*Problem*
Give back all of the data exactly, with every picture omitted.
[Opening Provided information section]
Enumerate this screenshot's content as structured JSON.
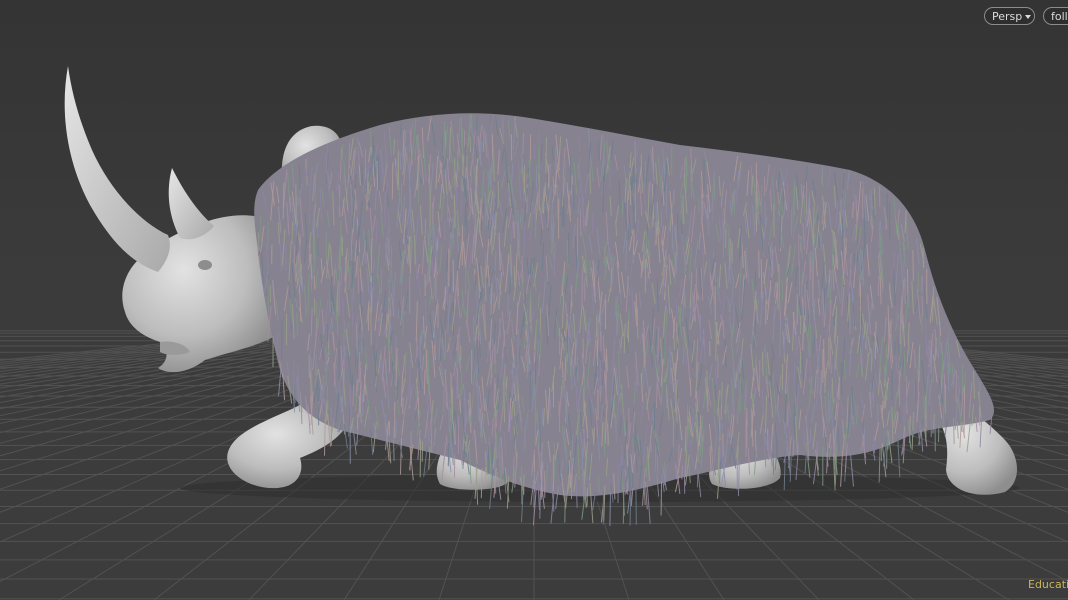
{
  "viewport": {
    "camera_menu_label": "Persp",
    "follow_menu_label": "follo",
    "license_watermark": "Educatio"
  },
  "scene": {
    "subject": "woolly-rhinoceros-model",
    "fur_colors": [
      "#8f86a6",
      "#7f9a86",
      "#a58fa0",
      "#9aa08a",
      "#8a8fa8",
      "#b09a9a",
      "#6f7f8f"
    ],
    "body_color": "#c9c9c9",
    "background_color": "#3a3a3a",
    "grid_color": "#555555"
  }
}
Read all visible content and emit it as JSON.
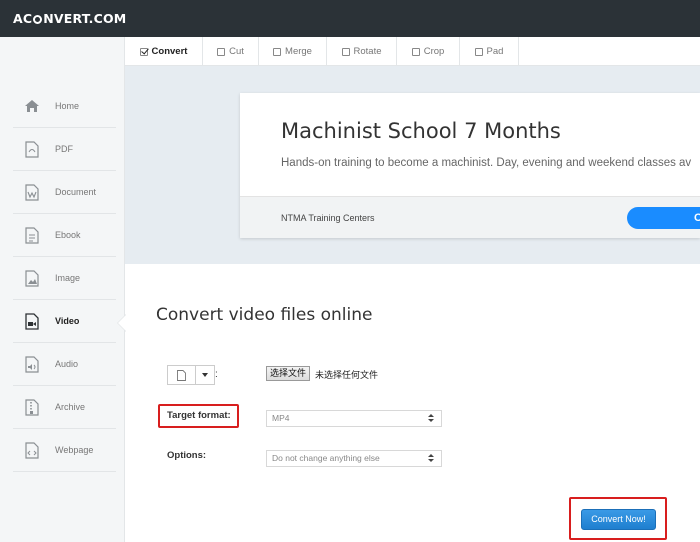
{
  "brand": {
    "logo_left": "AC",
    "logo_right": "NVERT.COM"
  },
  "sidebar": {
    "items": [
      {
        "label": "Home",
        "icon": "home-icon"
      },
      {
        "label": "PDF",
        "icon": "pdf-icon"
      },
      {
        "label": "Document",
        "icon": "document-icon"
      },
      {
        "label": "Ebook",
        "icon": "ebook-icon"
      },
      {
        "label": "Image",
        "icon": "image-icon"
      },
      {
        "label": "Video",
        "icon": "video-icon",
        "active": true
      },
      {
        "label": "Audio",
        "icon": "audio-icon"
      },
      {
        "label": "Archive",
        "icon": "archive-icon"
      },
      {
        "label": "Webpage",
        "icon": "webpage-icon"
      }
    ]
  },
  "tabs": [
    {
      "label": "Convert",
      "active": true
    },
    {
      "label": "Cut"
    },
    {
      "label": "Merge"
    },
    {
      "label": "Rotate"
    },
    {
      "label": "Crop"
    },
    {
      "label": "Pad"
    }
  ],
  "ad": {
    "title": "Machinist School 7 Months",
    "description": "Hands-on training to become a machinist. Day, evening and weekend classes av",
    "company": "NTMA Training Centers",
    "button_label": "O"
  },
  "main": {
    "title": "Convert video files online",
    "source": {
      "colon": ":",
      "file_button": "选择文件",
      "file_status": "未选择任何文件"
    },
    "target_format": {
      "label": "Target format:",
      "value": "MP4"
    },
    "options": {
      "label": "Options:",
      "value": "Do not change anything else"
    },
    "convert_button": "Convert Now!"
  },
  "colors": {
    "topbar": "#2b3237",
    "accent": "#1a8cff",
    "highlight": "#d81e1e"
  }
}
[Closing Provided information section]
*Solution to the exercise*
Enumerate this screenshot's content as structured JSON.
{
  "viewport": {
    "camera_menu_label": "Persp",
    "follow_menu_label": "follo",
    "license_watermark": "Educatio"
  },
  "scene": {
    "subject": "woolly-rhinoceros-model",
    "fur_colors": [
      "#8f86a6",
      "#7f9a86",
      "#a58fa0",
      "#9aa08a",
      "#8a8fa8",
      "#b09a9a",
      "#6f7f8f"
    ],
    "body_color": "#c9c9c9",
    "background_color": "#3a3a3a",
    "grid_color": "#555555"
  }
}
Read all visible content and emit it as JSON.
{
  "brand": {
    "logo_left": "AC",
    "logo_right": "NVERT.COM"
  },
  "sidebar": {
    "items": [
      {
        "label": "Home",
        "icon": "home-icon"
      },
      {
        "label": "PDF",
        "icon": "pdf-icon"
      },
      {
        "label": "Document",
        "icon": "document-icon"
      },
      {
        "label": "Ebook",
        "icon": "ebook-icon"
      },
      {
        "label": "Image",
        "icon": "image-icon"
      },
      {
        "label": "Video",
        "icon": "video-icon",
        "active": true
      },
      {
        "label": "Audio",
        "icon": "audio-icon"
      },
      {
        "label": "Archive",
        "icon": "archive-icon"
      },
      {
        "label": "Webpage",
        "icon": "webpage-icon"
      }
    ]
  },
  "tabs": [
    {
      "label": "Convert",
      "active": true
    },
    {
      "label": "Cut"
    },
    {
      "label": "Merge"
    },
    {
      "label": "Rotate"
    },
    {
      "label": "Crop"
    },
    {
      "label": "Pad"
    }
  ],
  "ad": {
    "title": "Machinist School 7 Months",
    "description": "Hands-on training to become a machinist. Day, evening and weekend classes av",
    "company": "NTMA Training Centers",
    "button_label": "O"
  },
  "main": {
    "title": "Convert video files online",
    "source": {
      "colon": ":",
      "file_button": "选择文件",
      "file_status": "未选择任何文件"
    },
    "target_format": {
      "label": "Target format:",
      "value": "MP4"
    },
    "options": {
      "label": "Options:",
      "value": "Do not change anything else"
    },
    "convert_button": "Convert Now!"
  },
  "colors": {
    "topbar": "#2b3237",
    "accent": "#1a8cff",
    "highlight": "#d81e1e"
  }
}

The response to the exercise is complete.